99 KIDNEY DISEASE IN HUMAN IMMUNODEFICIENCY VIRUS PATIENTS IS NOT ALWAYS HIV-ASSOCIATED NEPHROPATHY (HIVAN), BUT HIV IMMUNE COMPLEX KIDNEY DISEASE (HIVICK) AS WELL Ujwala Gunnal, Alison Ulbrant, Avantika Chenna, Punita Kaveti, Chamberlain Obialo, Khalid Bashir, Morehouse School of Medicine, Atlanta, GA. Kidney disease in Human Immunodeficiency (HIV) patients is most commonly attributed to HIVAN. Prevalence of kidney disease in HIV patients is 2.4 % to 12 %. In addition to HIVAN, HIVICK is being more recognized in HIV patients. We present a case of 55 yo female with biopsy confirmed HIVICK. 55 yo F with PMH of HIV not on ART, Hypertension, Chronic kidney disease stage 3 presented with complaints of four months of worsening leg swelling and decreased urine output. Vitals were significant for blood pressure of 150/90. Physical exam showed pallor and 2+ pitting edema of legs. Initial labs showed BUN of 25 mg/dl, Creatinine of 2.1 mg/dl, Hemoglobin of 6.1 g/dl, CH50 was 28U/ml, SPEP was negative, CD4 count was 100/mcl. Urinalysis showed 3+ protein and Urine Protein/Creatinine ratio was 8g/day. There was high suspicion for HIVAN but CT guided biopsy showed histologic findings consistent with HIVICK and HIVAN. She was managed with diuretics, lisinopril and HAART therapy with improvement in symptoms. HIVICK is a term given to pathologic findings consistent with “lupus-like” GN, IgA Nephropathy, PIGN and Immune Complex disease not otherwise specified.
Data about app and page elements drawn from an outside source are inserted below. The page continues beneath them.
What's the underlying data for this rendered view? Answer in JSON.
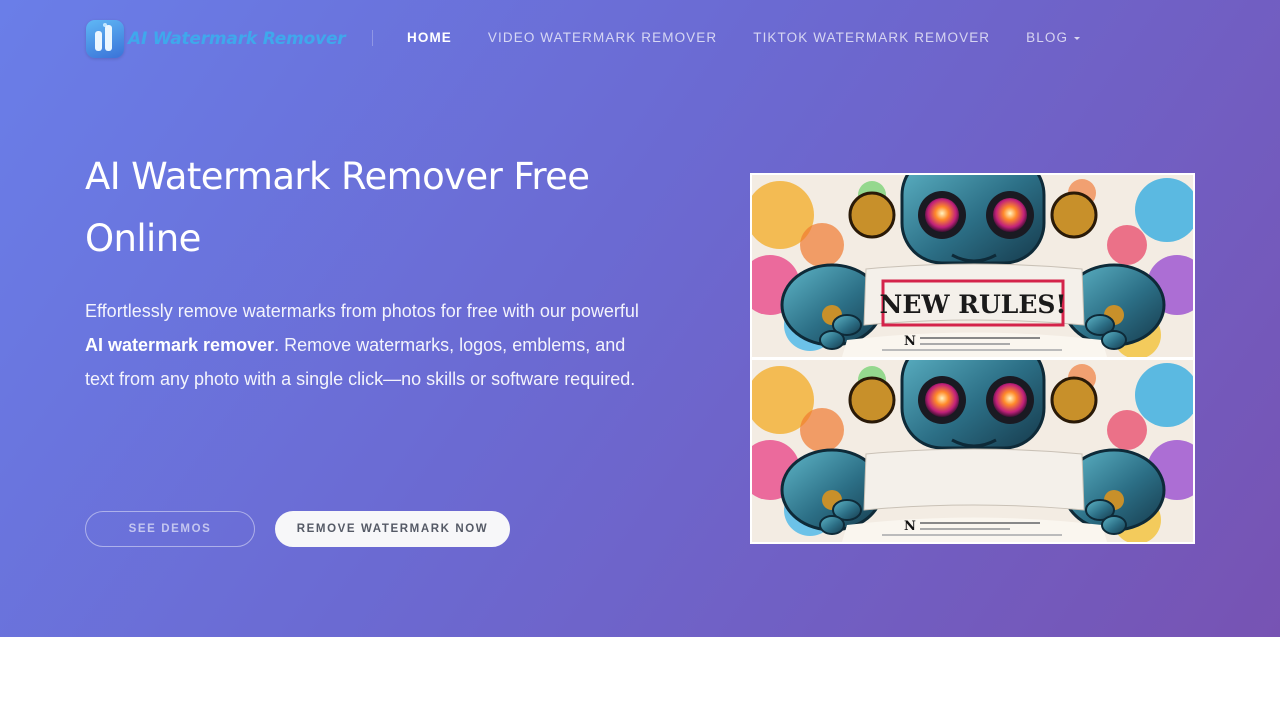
{
  "header": {
    "logo_text": "AI Watermark Remover",
    "logo_icon": "logo-icon",
    "nav": [
      {
        "label": "HOME",
        "active": true
      },
      {
        "label": "VIDEO WATERMARK REMOVER",
        "active": false
      },
      {
        "label": "TIKTOK WATERMARK REMOVER",
        "active": false
      },
      {
        "label": "BLOG",
        "active": false,
        "has_dropdown": true
      }
    ]
  },
  "hero": {
    "title": "AI Watermark Remover Free Online",
    "description_before": "Effortlessly remove watermarks from photos for free with our powerful ",
    "description_bold": "AI watermark remover",
    "description_after": ". Remove watermarks, logos, emblems, and text from any photo with a single click—no skills or software required.",
    "buttons": {
      "see_demos": "SEE DEMOS",
      "remove_now": "REMOVE WATERMARK NOW"
    }
  },
  "demo_image": {
    "before_sign_text": "NEW RULES!",
    "paper_letter": "N"
  },
  "colors": {
    "gradient_start": "#6a7ee8",
    "gradient_end": "#7753b3",
    "logo_text": "#3fa8ec",
    "button_light_bg": "#f7f7f9"
  }
}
HIVICK is commonly seen in African Americans, associated with severe HIV, Hypertension and unlike HIVAN less likely to progress to ESRD. It is characterized by classic finding of “ball in cup” basement membrane lesion on biopsy. Viral replication or immune responses to viral proteins are essential to trigger HIVICK. Very few cases of HIVICK have been reported. Histopathology of the kidney is crucial for early diagnosis, prognosis and treatment of this disorder in an effort to prevent further morbidity.
100 AML ASSOCIATED MEMBRANOPROLIFERATIVE GLOMERULONEPHRITIS Sagar Gupta, Timothy Yau, Sambhavi Krishnamoorthy, Washington University, Saint Louis, Missouri, USA Membranoproliferative glomerulonephritis (MPGN) as a paraneoplastic glomerulopathy has been previously reported in association with lung, gastrointestinal and urogenital tumors. We describe a case of biopsy proven MPGN associated with Acute Myeloblastic Leukemia (AML), an extremely rare entity. A 62 year old Caucasian male was admitted to the hospital after being diagnosed with AML (type M6a). He was started on induction chemotherapy with 7+3 cytarabine and idarubicin. One week later, he started developing anasarca, decreasing urine output and shortness of breath. Lab testing revealed acute kidney injury with rise of serum creatinine to 4.57 mg/dL from a baseline of 0.66. He had nephrotic range proteinuria with 6.9 grams spot urine protein/creatinine ratio. Additional infectious and rheuamatological workup was negative for ANA, ANCA, antiGBM Ab, cyroglobulins, HIV, Hepatitis B and C and normal serum complements. He was started on hemodialysis for worsening fluid overload and azotemia. Renal biopsy was performed and light microscopy showed non-sclerosed glomeruli with mesangial hypercellularity (neutrophilic infiltrates) and thickened capillary loops. Immunofluorescence was positive for IgG, IgA, IgM and C3 while electron microscopy revealed dense subendothelial deposits and no cyroglobulins. This was consistent with a diagnosis of secondary MPGN. He was started on high-dose corticosteroids, diuretics and ACE inhibitor. There was dramatic improvement in symptoms with complete resolution of renal dysfunction and proteinuria. While paraneoplastic glomerulonephritides (especially Minimal Change Disease) are frequently associated with lymphoid malignancies, they are exceedingly rare with acute myeloid neoplasms. Blast cells producing nephrotoxic cytokines and immune complex mediated renal injury have been proposed in their pathogenesis. Trial of corticosteroids and chemotherapy against primary cancer remain the mainstay of treatment.